September 26, 2012
By cnp
Posted in Student Events

In its seventh season, "Project Poet!" seems to have taken on a life of its own. For the third week in a row, the poetry competition has blasted its attendance record as 182 audience members crammed the Black Box theatre Tuesday night to hear 10 poets recite their responses to the latest challenge.

Faced with the task of writing two poems this week, one about a color and the other a lullaby, the remaining competitors brought their best for the record setting crowd.

In the end, Rikki Runyan, a senior English and art major from McGehee, Ark, took first place and immunity for week four as the field was narrowed to eight remaining poets. Immunity was particularly coveted this week as the next challenge is the infamous Winter Formal round, a "Project Poet!" tradition.

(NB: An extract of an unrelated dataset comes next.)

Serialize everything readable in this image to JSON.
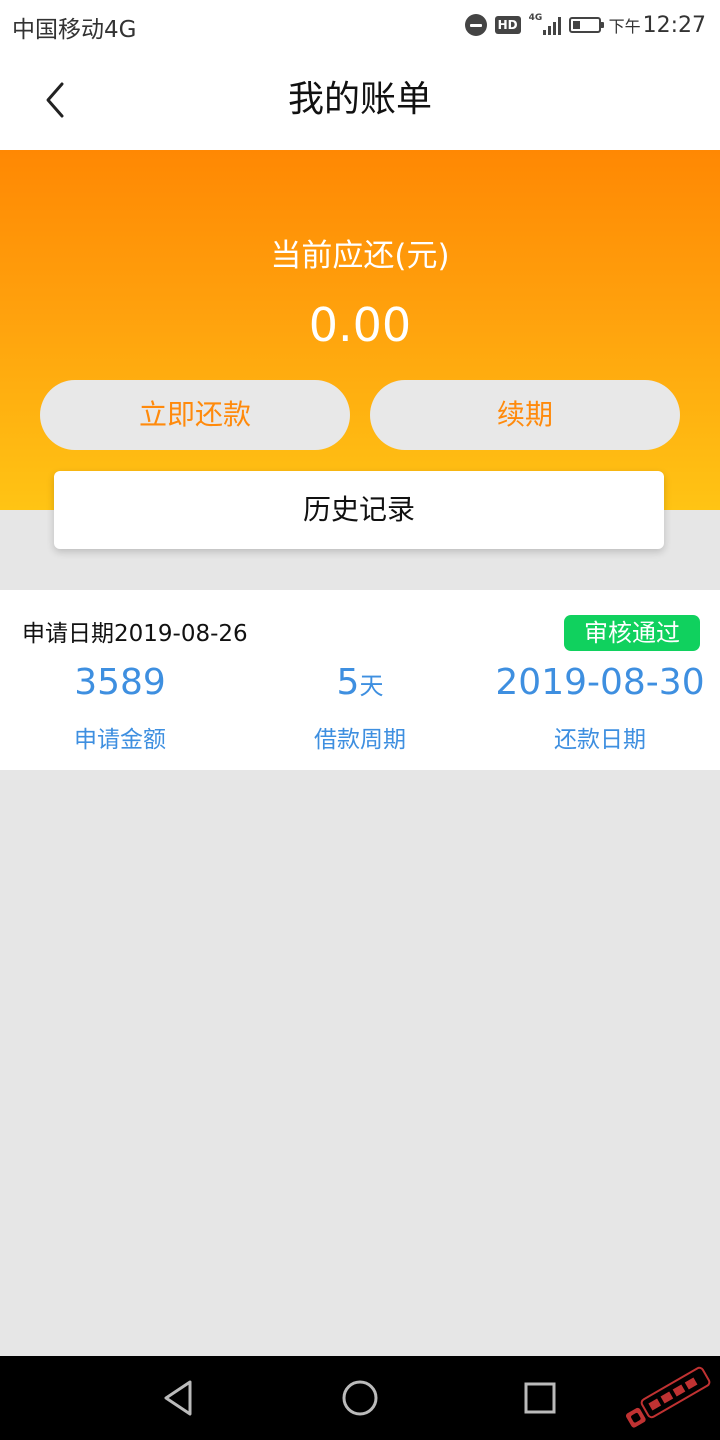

In this next challenge, contestants are asked to write three poems with strict poetic forms: a haiku, a limerick, and villanelle.

The final poet who remains in print after the final challenge will be awarded the coveted title of Poet Laureate of the Spadra Valley, along with $750 in prize money. The top five finishers will all receive prize money, generously donated by University President Dr. Rick Niece and First Lady Sherée.

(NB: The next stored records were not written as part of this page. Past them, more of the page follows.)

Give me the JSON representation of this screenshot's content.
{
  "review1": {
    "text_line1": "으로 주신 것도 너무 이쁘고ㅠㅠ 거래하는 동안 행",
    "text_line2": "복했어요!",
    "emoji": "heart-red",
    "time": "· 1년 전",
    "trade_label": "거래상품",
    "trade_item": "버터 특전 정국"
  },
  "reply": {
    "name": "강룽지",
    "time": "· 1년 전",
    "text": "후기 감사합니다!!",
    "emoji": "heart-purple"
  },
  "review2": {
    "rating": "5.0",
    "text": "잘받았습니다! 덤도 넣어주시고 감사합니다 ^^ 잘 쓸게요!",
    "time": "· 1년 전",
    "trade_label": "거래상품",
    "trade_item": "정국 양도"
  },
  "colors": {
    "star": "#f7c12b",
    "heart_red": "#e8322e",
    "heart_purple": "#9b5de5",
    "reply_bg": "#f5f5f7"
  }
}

"Project Poet" began in 2006 as the brainchild of Ozarks’ Professor of English Dr. David Strain and his former colleague, Dr. Kendrick Prewitt. The competition challenges students to draw on their creative writing skills and their wit, and is open to students from any program on campus.

For more information about the competition, including details about each challenge and a list of the winning poets for each week, see


There is One Man, - present to all particular men only partially, or through one faculty; and … you must take the whole society to find the whole man. --- Emerson

When the yellow chill of fear creeps up your spine, I shiver.
When the soft flesh of your infants rots in the yellow sun, my heart breaks.
When unknown eyes glare yellow in the dark of night, I am frightened with you.
When power lusts and takes from you the yellow glow of innocence, I feel the shame.
My heart is your heart, dear world, other me.

But poor humanity, you do not need my tears.
You need a goddess clad in the yellow gold of victory and triumph, Her enemies’ entrails oozing yellow at her feet.
But yellow bile floods my heart and swallows my courage, And these tears of cowardice are poor tribute to your suffering.

Can a single part save the whole? No . . . But it can serve, and must.
I will work until my hands are tanned yellow from the long days of labor in your troubled fields; I will sooth your weary and comfort your broken, until my yellow bones are bleached by the sun.
And not man, but men will rise courageous, not weak yellowed but shining golden, Parts joined and the whole realized in a glorious shimmering dawn of humanity.

"A Lullaby"

Let’s pretend that you found God, weary, forsaken, forgotten.  A small, emaciated form crumpled and folded into a wilted cardboard box on a dirty street corner, and it’s whimpering, sobbing.  What would you do?  What would you say to it?  Maybe, you would sing a lullaby--to God.

You, from which we all depart,
The place from which our beings came,
Whole to which we all are part,
We fight so hard to get away,
That one soul within each heart,
You, from which we all depart.

Would we might remove all trace
Of that pure truth within us all;
Spirits robbed and souls debased,
We ignore the compulsory call.
Fleeing from omniscient grace,
Would we might remove all trace.

Wayward though our steps may be,
Truth our souls will ever seek,
So cry not sweet forgotten one.
Their hearts will burn; their hearts return.

How often do we each forget
To cast our thoughts outside ourselves?
Life comes not without a debt;
Seek not to take but rather help.
In each heart one spirits met.
How often do we each forget?

Wayward though our steps may be,
Truth our souls will ever seek,
So cry not sweet forgotten one.
Their hearts will burn; their hearts, as one, return.

Copyright 2012 by Rikki Runyan